Accidents in recent years have brought glass panel training and operational excellence under the spotlight, and the industry continues to develop training and safe practices to keep up with the new technology.
“Within four months of the Air France 447 crash–May through October 2009–three additional A330s experienced high-altitude total loss of air data in convective weather above FL370,” according to Chris Lutat. “Why did these three crews recover while the Air France crew did not? Those three events became a footnote. Why aren’t we looking at what these pilots did correctly?” he asked rhetorically at Bombardier’s recent Safety Standdown event in Wichita. Lutat is an MD-11 check airman and a member of the Convergent Performance team that looks closely at human performance, especially for pilots.
“Almost two full decades of flight training on these airplanes and we finally have a repository of expert knowledge on glass [cockpit operations],” Lutat said. “Training was pretty much absent when we began operating these aircraft. Good judgment and safe practices simply do not come packaged along with new technology.”
Lutat echoed NTSB member John Lauber in arguing that the industry must define the relationship between people and technology and not let the technology define the people at the controls. “Glass-cockpit airplanes are still just airplanes,” he said. “The elements of discipline, skill and proficiency remain unchallenged as the foundation of professional airmanship. The technology has simply given us a new way–a lens–through which to view how the aircraft performs.”
Why is glass operational excellence so important? “Expert performance is required right after initial training,” Lutat said. “Complex systems fail in complex ways.
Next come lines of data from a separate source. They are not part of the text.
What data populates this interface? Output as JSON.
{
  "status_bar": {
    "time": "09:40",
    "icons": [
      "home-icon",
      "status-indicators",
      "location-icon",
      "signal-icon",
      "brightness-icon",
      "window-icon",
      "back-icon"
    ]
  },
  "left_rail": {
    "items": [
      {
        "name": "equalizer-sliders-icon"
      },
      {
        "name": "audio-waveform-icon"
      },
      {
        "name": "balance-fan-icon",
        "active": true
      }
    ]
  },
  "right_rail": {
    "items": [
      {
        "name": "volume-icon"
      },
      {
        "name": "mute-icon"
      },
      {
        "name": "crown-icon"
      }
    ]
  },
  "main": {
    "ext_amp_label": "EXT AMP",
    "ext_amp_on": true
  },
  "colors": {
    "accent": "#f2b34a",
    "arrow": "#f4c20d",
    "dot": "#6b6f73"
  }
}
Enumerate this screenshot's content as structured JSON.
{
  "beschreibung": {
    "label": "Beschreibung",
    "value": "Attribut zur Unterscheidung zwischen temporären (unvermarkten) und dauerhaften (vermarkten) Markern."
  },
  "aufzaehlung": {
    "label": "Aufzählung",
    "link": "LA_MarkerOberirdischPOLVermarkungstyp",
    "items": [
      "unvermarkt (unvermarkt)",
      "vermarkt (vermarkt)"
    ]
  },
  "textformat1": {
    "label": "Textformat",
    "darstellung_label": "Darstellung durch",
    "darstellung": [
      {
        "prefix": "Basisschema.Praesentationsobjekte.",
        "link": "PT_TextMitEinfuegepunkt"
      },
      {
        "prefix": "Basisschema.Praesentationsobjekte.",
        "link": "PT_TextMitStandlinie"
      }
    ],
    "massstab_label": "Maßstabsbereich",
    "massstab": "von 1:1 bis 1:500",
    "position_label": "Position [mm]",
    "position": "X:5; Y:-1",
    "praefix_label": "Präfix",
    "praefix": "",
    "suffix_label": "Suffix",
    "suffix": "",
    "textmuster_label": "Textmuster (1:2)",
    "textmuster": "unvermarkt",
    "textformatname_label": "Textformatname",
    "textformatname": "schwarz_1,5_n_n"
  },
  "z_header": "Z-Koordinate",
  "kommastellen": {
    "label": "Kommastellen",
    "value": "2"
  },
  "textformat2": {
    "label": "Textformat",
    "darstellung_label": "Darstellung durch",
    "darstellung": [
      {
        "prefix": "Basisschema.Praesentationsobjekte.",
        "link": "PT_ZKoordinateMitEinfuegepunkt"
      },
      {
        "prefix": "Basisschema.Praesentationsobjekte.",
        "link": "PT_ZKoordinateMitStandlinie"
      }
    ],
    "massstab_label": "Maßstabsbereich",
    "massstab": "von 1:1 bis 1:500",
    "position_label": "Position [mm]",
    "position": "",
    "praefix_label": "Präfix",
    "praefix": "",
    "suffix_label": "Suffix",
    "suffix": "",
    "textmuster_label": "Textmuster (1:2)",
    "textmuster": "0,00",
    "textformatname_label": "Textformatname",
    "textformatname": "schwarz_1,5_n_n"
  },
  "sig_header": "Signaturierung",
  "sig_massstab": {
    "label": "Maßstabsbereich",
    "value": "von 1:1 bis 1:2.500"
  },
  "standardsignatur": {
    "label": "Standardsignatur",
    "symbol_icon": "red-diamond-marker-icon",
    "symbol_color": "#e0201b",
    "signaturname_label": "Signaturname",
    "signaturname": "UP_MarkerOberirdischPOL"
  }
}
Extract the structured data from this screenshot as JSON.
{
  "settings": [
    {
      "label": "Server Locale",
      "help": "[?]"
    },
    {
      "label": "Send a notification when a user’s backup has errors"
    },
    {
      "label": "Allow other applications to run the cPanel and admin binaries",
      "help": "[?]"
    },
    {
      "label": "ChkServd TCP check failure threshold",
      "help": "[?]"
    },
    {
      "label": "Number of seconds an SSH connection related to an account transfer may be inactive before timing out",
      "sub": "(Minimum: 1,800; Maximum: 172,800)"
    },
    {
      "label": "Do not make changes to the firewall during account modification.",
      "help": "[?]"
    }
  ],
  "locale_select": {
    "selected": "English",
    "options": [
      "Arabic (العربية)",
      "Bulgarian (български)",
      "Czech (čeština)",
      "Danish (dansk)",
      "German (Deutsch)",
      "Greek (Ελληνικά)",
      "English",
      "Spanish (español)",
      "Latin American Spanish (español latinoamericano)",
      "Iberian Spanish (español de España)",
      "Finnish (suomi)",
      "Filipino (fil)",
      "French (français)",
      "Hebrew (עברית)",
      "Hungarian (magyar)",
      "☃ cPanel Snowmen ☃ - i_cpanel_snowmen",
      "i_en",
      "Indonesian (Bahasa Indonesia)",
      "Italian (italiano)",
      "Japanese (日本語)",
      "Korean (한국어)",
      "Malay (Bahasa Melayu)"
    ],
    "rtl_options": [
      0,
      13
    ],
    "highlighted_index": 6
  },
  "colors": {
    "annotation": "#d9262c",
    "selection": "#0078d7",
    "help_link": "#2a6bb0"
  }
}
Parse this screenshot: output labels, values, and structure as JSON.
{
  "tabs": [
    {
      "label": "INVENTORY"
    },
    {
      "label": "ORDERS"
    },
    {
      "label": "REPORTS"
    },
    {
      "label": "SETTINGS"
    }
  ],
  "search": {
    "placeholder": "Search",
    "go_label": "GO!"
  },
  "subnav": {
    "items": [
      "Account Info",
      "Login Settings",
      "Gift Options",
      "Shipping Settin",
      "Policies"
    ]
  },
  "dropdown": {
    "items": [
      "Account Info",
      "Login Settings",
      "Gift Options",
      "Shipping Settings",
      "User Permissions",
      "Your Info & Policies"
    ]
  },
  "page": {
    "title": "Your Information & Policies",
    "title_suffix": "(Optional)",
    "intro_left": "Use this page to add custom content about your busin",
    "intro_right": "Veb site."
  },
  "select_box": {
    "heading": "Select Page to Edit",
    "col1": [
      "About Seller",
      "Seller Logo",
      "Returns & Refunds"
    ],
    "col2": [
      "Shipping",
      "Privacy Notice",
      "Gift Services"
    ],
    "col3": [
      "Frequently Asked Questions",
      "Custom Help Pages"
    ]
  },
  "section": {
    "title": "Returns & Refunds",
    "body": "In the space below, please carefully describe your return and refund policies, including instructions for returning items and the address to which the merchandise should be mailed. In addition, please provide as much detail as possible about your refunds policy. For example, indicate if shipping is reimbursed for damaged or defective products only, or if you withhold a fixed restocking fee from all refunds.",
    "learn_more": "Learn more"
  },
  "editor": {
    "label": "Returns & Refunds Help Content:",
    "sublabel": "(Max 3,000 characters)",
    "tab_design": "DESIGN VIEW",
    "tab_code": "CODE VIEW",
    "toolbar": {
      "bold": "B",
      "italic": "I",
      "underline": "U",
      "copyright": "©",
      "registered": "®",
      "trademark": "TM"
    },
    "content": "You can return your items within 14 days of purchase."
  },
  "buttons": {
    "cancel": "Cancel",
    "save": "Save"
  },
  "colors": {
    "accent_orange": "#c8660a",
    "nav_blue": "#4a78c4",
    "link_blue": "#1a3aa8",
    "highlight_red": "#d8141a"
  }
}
Few training and evaluation programs provide [much of] a balance in developing proficiency flying with degraded automation.”
Recalling Qantas Flight 32’s uncontained engine failure in 2010, Lutat explained why automation competence has become a frontline skill. “That incident left the A380 crew with information they didn’t know what to do with, information they didn’t need and necessary information they couldn’t find.”